Former officials in the Obama Administration and a former high ranking Democratic congressman got together to root FCC chairman Tom Wheeler on in what they suggested was his move toward a more FTC-based approach to protecting consumer's information online.
On a conference call with reporters Wednesday were Jon Leibowitz, former chairman of the FTC and now representing communications companies (NCTA helped organize the call); Henry Waxman, former chair of the House Energy and Commerce Committee, now representing communications companies; and Nancy Libin, former DOJ chief privacy officer, joined by Emmett O’Keefe, senior VP of advocacy for the Digital Marketing Association.
The call came the day before the FCC is expected to put a broadband privacy proposal on the agenda for a vote at the October public meeting. It also came as there were reports, based on ex parte filings and FCC chairman Tom Wheeler's comments at a Hill oversight hearing, that the proposal might be moving toward a more "privacy by design" approach applied by the Federal Trade Commission to broadband privacy before the FCC inherited that authority by reclassifying ISPs as common carriers.
All the participants praised and encouraged the FCC to move in that direction, saying the original approach of requiring subs to affirmatively agree to most third-party uses of their information was consumer unfriendly, created a un-harmonious regulatory regime given that the FTC still applied its approach to edge providers, and argued it would be tied up in court.
Both Leibowitz and Waxman said they supported network neutrality, but not the opt-in approach Wheeler has said was needed to protect customer information.
Leibowitz said it was crucial to get privacy rules right, but that unless the FCC harmonized its approach with that of the FTC, it would "choke off" consumer benefits.

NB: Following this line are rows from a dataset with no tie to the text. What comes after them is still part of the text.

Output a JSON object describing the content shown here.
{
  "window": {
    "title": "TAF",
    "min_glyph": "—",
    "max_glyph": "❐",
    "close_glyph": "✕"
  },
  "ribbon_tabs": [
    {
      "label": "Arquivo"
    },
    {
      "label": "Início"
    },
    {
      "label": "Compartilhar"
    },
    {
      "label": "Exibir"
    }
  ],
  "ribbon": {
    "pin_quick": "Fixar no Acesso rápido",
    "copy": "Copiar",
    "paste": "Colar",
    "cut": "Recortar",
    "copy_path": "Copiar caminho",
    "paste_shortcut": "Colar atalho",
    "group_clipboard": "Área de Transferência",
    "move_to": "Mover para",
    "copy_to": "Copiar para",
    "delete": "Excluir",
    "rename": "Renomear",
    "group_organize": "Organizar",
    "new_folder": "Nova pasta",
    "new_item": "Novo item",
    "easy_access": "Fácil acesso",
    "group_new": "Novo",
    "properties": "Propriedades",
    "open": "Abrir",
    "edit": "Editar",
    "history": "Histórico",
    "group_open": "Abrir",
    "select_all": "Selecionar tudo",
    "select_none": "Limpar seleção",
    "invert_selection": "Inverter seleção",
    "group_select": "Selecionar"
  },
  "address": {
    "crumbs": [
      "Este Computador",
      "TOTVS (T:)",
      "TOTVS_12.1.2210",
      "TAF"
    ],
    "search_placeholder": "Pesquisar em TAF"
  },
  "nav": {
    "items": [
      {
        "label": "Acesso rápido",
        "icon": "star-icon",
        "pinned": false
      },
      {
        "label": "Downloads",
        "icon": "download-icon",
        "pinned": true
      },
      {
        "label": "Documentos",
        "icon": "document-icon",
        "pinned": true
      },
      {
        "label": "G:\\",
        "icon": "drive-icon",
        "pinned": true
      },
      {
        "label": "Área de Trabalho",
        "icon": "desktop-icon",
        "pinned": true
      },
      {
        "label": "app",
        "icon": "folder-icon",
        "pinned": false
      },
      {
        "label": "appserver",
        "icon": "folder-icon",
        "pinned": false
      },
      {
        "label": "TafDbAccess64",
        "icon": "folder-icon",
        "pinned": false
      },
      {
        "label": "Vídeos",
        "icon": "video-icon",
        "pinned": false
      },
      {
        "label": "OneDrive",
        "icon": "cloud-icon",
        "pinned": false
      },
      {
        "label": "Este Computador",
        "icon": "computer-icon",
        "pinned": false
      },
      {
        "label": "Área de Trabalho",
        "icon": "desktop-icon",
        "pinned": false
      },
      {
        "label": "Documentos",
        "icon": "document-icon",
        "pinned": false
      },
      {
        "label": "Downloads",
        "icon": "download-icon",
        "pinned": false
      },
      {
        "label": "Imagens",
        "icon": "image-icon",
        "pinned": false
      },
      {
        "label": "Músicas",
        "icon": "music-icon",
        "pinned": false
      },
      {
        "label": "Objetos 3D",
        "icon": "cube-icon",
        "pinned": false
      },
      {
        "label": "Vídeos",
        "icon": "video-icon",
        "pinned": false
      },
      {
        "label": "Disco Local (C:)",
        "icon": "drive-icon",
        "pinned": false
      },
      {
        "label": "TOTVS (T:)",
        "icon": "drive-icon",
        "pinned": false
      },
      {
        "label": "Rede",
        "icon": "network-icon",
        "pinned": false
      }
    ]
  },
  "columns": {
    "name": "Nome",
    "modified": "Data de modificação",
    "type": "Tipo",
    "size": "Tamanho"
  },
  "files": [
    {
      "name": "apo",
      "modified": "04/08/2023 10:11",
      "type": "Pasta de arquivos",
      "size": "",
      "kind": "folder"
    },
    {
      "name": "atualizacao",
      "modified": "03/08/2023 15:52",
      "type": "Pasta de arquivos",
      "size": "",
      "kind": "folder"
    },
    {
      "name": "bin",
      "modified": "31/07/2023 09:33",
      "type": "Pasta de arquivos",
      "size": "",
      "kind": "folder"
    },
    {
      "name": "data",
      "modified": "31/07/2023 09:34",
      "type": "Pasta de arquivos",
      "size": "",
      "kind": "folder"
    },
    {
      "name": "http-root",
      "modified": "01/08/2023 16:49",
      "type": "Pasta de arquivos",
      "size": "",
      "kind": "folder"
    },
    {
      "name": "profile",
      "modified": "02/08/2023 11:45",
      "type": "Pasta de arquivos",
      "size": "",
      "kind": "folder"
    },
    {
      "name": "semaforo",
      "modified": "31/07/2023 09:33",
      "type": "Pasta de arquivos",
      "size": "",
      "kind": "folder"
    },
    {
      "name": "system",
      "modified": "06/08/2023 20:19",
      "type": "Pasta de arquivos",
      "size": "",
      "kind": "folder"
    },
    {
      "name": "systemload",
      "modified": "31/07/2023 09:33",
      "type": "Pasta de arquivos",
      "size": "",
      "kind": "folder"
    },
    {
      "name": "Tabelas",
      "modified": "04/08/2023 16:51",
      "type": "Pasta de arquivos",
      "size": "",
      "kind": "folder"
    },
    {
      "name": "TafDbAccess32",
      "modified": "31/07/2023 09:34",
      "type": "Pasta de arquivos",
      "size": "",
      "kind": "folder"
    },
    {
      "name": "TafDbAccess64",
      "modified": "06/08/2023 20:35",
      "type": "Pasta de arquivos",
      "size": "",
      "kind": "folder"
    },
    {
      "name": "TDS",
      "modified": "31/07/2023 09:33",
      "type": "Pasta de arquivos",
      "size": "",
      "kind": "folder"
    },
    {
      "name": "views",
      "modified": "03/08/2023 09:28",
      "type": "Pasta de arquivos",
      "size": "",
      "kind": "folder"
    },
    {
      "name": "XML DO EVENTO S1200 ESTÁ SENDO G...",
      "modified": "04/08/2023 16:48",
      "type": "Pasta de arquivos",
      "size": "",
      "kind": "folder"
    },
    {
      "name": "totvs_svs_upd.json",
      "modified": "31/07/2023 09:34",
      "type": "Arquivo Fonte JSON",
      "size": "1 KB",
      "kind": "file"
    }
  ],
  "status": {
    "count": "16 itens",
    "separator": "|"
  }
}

O'Keefe seconded that, pointing out that targeted marketing supported the free info that web surfers have come to expect and funded an online model representing millions of jobs and billions of dollars.
Rather than make most third-party uses of data an opt-in choice, they want the FCC to tailor protections to the sensitivity of the data. Stronger protections for health and financial data, or for kids, but essentially inferred consent for marketing data that better targets a consumers' interest—and supports all that free web info.
They said the good news is that the FCC seems to be listening, and they were hopeful the item that eventually got voted was better harmonized with the FTC, though Leibowitz said even then the devil would be in the detail, for instance just what the FCC would treat as sensitive information. He pointed out that the FTC did not treat web browsing info as sensitive.
Waxman said the issue was not about whether to protect privacy, but how to do it. He said that he hoped the FCC would recognize they should not be so out of alignment with what the FTC was doing. He did not say they had to be in lockstep, but that consumers had some expectation that they would not be treated differently by different parties across the internet.
Both Waxman and Leibowitz pointed out that Harvard law professor Laurence Tribe had suggested that differing FTC and FCC regulatory approaches could run afoul of the First Amendment.